And a brand is a wonderful thing. Because it can take you places you didn’t originally envision.
Frankly, I didn’t launch the blog as a strategy to get a book deal. But that’s what happened. And it’s important to note that the book deal wouldn’t have happened any other way.
The name of this game is credibility.
You need it to grow your blog, and you need it to snag a book deal or successfully launch a self-published book. Period.
There are a plethora of great blogs that aren’t based on branded credibility. These are sharing blogs, commiserating blogs, exploratory blogs.

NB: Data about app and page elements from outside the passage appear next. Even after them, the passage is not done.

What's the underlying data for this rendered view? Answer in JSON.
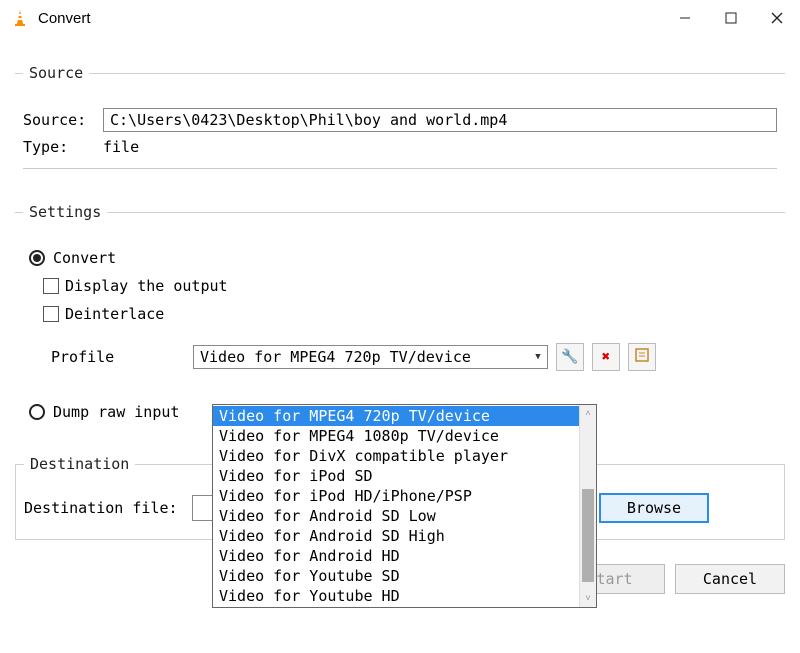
{
  "titlebar": {
    "title": "Convert"
  },
  "source": {
    "legend": "Source",
    "source_label": "Source:",
    "source_value": "C:\\Users\\0423\\Desktop\\Phil\\boy and world.mp4",
    "type_label": "Type:",
    "type_value": "file"
  },
  "settings": {
    "legend": "Settings",
    "convert_label": "Convert",
    "display_output_label": "Display the output",
    "deinterlace_label": "Deinterlace",
    "profile_label": "Profile",
    "profile_selected": "Video for MPEG4 720p TV/device",
    "dump_raw_label": "Dump raw input",
    "options": [
      "Video for MPEG4 720p TV/device",
      "Video for MPEG4 1080p TV/device",
      "Video for DivX compatible player",
      "Video for iPod SD",
      "Video for iPod HD/iPhone/PSP",
      "Video for Android SD Low",
      "Video for Android SD High",
      "Video for Android HD",
      "Video for Youtube SD",
      "Video for Youtube HD"
    ]
  },
  "destination": {
    "legend": "Destination",
    "file_label": "Destination file:",
    "file_value": "",
    "browse_label": "Browse"
  },
  "buttons": {
    "start": "Start",
    "cancel": "Cancel"
  }
}
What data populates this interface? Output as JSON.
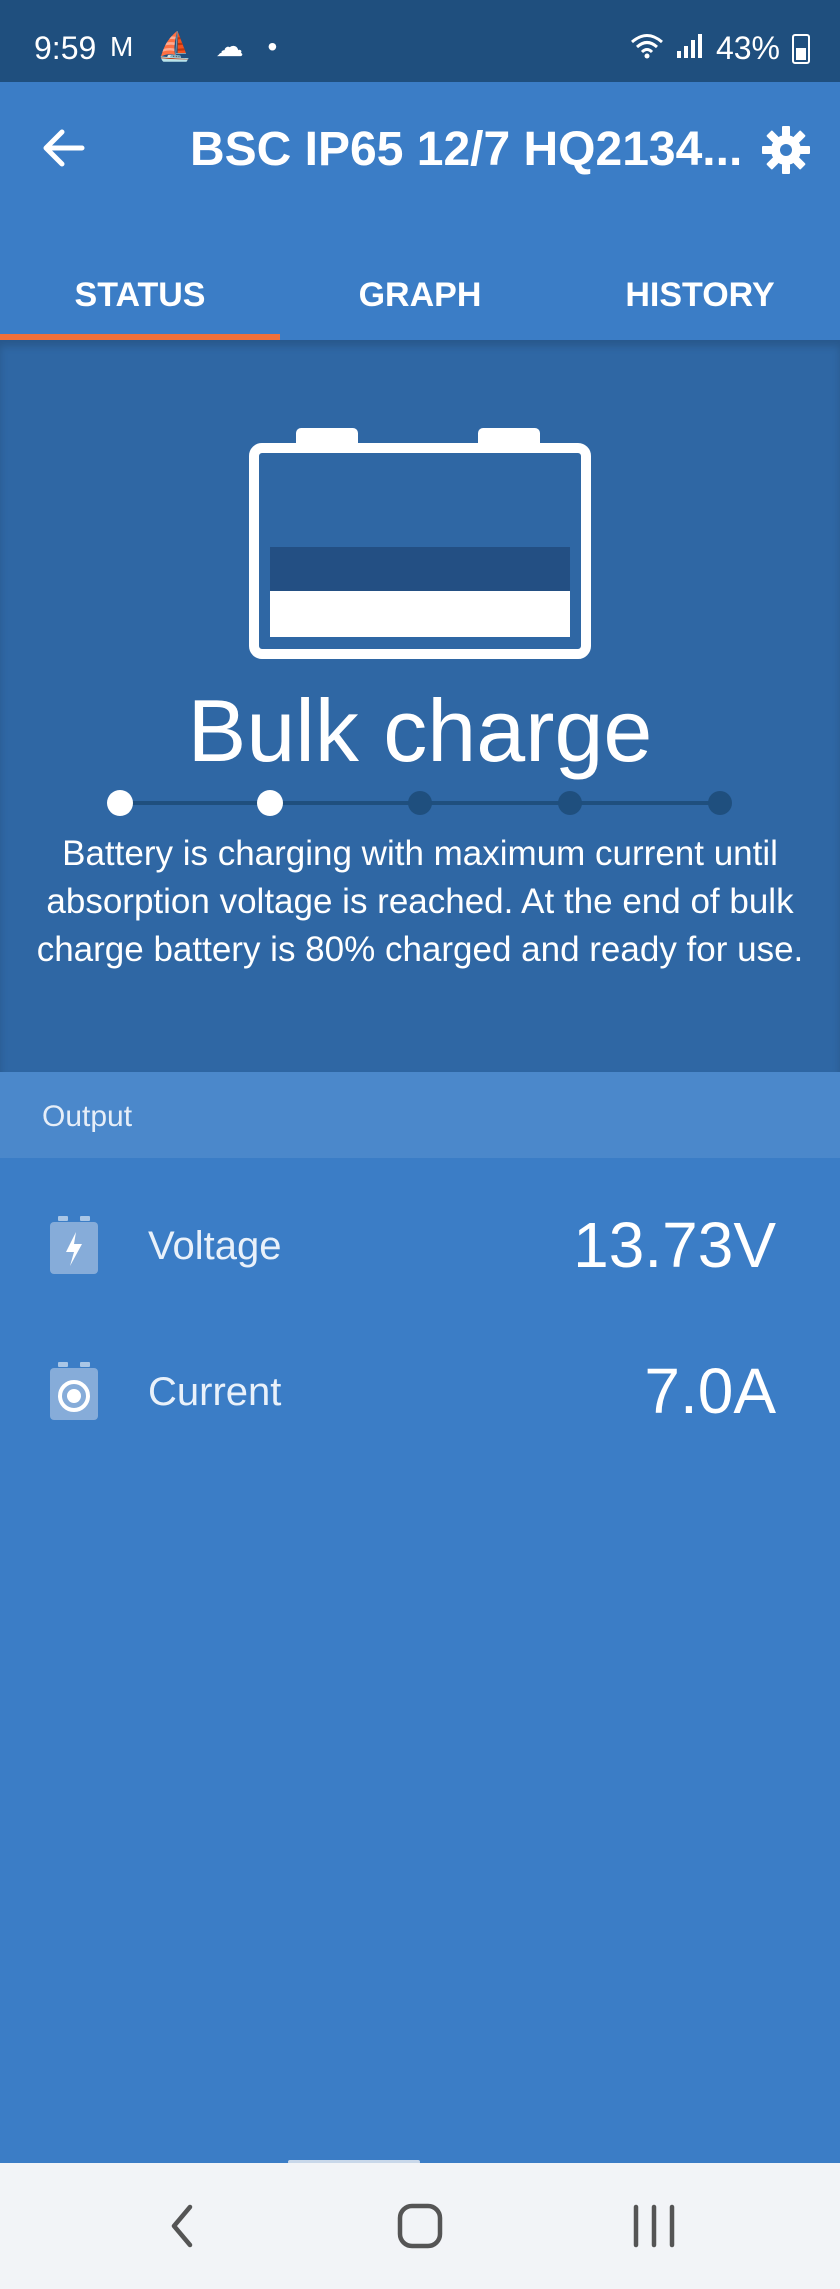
{
  "status_bar": {
    "time": "9:59",
    "notification_icons": [
      "gmail-icon",
      "boat-icon",
      "cloud-icon",
      "dot-icon"
    ],
    "battery_percent": "43%"
  },
  "app_bar": {
    "title": "BSC IP65 12/7 HQ2134...",
    "back_icon": "arrow-left-icon",
    "settings_icon": "gear-icon"
  },
  "tabs": [
    {
      "label": "STATUS",
      "active": true
    },
    {
      "label": "GRAPH",
      "active": false
    },
    {
      "label": "HISTORY",
      "active": false
    }
  ],
  "status": {
    "phase_title": "Bulk charge",
    "steps_total": 5,
    "steps_completed": 2,
    "description": "Battery is charging with maximum current until absorption voltage is reached. At the end of bulk charge battery is 80% charged and ready for use."
  },
  "output": {
    "section_label": "Output",
    "rows": [
      {
        "label": "Voltage",
        "value": "13.73V",
        "icon": "battery-bolt-icon"
      },
      {
        "label": "Current",
        "value": "7.0A",
        "icon": "battery-current-icon"
      }
    ]
  },
  "colors": {
    "primary": "#3b7dc6",
    "hero_bg": "#2f67a4",
    "status_bar": "#1f4f7e",
    "tab_indicator": "#f0703a",
    "section_header": "#4b88cb"
  },
  "nav_bar": {
    "icons": [
      "back-chevron-icon",
      "home-icon",
      "recents-icon"
    ]
  }
}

They draw readers who seek to share the journey and swap information.
These blogs don’t often score a book deal, and they aren’t really a viable author platform, at least in the sense that publishers prefer, because they aren’t positioned as expertise-based.
Exceptions abound – including Carrie’s blog to book journey on Sex in the City – but for the most part this defines your odds.
The notion of translating my blog content into a book was an evolution of the blog itself. It made so much sense on so many levels, not the least of which was that the content for the book was two-thirds already written in the form of posts.
That, coupled with my fleeting 15 minutes as a novelist, positioned me to approach a publisher with a book pitch.
Let’s be clear: without either element – the track record and then the blog that leveraged it – the book deal wouldn’t have happened.
From that initial pitch came an invitation to present a more formal proposal.
It was a massive and intimidating document, which called for sample chapters, career background, a table of contents and a vision for why readers would flock to it.
Try writing a table of contents for a book you haven’t written yet. At least with an established blog you have a shot at completing it before you resort to Xanax.
At the heart of it, though, was something I’d heard of but not expected: they wanted a detailed explanation of my author’s platform.
Had the blog not been in play, had it not already had several thousand subscribers, the book deal wouldn’t have happened for that reason alone.
No platform, no book. That’s the way it’s done today.
Bloggers With A Book Idea, Take Notice
If your forthcoming book is non-fiction, a thriving blog is non-negotiable.
It’s the first thing they’ll look for, and when they find it, the next thing they’ll look for is your established credibility to write both the blog and the book itself.
This isn’t journalism, where you research a topic and then write about it. Rather, it’s writing from a basis of proven expertise and experience. If that’s not the context of your blog, consider tailoring it in that direction.
Because that’s the Golden Ring of author credibility for publishers.
When credibility is in place, the thing that makes your blog soar – other than your writing chops and networking savvy – is the same thing that will make your book publishable.
If you’re writing fiction, the game shifts, but only slightly. Self-published novels absolutely and completely depend on an online author presence to find an audience beyond family and friends.
And while you can tweet and ‘friend’ your way to visibility, ala Amanda Hocking, there’s nothing like a blog to pave the way to book sales.
Is there a book lingering beneath the masthead of your blog?
Because if you’ve proven that you’re there for a good reason, that same rationale just might translate to a publishable book.
Larry Brooks is the creator of Storyfix.com, one of the recently named “10 Best Blogs for Writers,” and the author of “Story Engineering: Mastering the Six Core Competencies of Successful Writing,” which comes out this week from Writers Digest Books.
One more thing: Some of you have asked for more information on my March 15 blogging 30 Design and Content Secrets webinar. If you’d like to use your blog as a platform—to help you sell your book, your products or your services—click on the banner below for a special offer that ends Monday, February 28.